Recorded data:
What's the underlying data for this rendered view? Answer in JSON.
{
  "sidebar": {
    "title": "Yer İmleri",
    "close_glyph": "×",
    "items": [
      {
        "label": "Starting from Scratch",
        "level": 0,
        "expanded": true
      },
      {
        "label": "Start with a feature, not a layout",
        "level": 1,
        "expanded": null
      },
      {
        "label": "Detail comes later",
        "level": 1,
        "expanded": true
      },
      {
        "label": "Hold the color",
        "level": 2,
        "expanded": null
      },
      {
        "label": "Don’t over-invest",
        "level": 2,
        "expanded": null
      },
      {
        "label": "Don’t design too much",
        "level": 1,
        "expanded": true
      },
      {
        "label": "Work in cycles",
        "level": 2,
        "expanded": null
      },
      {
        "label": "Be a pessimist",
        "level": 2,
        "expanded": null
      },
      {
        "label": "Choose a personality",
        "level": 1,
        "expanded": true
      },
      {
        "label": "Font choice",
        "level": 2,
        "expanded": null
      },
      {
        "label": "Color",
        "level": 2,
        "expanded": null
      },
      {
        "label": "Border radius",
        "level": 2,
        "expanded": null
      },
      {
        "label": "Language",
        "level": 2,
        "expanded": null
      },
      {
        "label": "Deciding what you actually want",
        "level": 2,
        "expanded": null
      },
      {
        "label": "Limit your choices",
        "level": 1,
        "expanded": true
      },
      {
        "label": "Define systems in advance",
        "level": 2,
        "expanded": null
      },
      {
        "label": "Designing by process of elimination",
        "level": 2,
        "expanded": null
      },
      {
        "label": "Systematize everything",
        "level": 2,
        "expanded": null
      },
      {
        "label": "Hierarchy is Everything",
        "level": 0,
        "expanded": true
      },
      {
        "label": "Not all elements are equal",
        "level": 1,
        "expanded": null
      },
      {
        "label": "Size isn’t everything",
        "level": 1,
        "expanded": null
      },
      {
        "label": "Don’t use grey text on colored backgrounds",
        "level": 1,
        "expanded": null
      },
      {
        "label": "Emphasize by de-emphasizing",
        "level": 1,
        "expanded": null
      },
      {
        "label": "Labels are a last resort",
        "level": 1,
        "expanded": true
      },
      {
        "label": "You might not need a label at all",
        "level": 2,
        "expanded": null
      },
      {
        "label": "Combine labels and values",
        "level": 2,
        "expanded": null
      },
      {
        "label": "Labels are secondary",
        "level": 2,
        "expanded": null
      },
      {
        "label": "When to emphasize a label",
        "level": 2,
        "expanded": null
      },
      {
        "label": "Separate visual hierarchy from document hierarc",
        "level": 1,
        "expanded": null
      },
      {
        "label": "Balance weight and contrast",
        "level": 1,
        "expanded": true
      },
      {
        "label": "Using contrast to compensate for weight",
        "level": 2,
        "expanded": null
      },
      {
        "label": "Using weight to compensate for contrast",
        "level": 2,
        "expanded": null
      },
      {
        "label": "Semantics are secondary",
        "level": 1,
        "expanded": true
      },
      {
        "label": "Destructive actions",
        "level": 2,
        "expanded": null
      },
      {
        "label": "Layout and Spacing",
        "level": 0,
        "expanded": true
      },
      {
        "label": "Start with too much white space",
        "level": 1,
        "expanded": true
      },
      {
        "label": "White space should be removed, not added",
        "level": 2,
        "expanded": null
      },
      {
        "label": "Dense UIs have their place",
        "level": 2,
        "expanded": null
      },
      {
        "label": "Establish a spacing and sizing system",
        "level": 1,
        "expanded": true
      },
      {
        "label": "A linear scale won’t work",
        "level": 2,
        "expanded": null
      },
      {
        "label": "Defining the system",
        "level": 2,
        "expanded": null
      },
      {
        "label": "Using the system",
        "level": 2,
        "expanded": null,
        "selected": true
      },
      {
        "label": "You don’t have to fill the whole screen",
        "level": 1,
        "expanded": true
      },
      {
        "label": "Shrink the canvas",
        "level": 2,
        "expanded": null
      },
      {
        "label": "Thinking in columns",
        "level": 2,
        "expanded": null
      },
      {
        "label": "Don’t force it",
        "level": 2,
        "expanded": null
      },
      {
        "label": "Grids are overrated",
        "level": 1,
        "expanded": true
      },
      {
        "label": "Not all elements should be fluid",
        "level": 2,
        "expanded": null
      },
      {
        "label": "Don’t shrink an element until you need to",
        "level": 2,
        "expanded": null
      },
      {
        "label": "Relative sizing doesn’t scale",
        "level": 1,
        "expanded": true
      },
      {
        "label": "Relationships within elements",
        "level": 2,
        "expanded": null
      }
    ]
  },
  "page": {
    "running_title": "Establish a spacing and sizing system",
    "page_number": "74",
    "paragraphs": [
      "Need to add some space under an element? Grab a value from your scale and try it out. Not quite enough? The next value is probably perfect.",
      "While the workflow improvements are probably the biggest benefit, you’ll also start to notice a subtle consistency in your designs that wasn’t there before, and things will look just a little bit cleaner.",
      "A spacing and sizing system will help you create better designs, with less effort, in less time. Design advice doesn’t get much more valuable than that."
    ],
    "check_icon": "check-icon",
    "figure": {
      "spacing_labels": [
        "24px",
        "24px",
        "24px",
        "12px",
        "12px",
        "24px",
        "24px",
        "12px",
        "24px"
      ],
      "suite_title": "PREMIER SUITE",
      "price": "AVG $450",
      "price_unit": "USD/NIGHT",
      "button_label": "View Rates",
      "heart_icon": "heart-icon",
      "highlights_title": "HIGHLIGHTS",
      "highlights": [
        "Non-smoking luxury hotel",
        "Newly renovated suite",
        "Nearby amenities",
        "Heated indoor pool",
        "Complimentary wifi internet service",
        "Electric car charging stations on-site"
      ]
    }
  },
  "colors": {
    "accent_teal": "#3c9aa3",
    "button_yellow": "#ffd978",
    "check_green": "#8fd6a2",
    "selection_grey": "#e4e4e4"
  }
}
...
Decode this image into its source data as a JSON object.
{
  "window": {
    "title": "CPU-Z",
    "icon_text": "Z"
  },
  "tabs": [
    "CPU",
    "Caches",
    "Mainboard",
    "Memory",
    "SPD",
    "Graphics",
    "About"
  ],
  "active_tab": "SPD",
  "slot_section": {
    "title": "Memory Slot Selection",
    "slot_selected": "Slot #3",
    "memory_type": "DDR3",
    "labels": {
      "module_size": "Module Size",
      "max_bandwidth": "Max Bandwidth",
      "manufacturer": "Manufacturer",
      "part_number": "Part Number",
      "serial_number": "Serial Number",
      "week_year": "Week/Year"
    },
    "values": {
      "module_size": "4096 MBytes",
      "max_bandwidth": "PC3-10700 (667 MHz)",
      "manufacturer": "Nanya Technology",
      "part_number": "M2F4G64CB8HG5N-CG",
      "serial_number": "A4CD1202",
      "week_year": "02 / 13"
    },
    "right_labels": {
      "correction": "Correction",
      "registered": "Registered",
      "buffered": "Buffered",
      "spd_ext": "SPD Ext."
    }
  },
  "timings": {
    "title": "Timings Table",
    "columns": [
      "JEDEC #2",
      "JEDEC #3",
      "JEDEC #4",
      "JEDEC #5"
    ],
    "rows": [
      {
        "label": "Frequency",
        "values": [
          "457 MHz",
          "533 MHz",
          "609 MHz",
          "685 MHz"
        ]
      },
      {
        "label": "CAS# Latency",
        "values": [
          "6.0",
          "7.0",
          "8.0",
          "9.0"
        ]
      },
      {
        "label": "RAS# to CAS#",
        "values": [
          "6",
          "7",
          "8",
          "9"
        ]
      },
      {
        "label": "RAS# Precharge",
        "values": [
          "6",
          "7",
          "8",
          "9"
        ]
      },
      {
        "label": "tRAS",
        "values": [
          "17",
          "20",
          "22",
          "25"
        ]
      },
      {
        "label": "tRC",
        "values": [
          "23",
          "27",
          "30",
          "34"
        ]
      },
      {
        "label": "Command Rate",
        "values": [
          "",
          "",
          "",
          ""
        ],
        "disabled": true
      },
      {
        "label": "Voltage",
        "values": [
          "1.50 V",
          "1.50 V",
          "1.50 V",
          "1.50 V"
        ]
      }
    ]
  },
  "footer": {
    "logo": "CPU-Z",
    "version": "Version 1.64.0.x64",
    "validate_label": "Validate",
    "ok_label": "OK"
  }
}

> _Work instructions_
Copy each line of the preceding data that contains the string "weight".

> _Result of the task_
        "label": "Balance weight and contrast",
        "label": "Using contrast to compensate for weight",
        "label": "Using weight to compensate for contrast",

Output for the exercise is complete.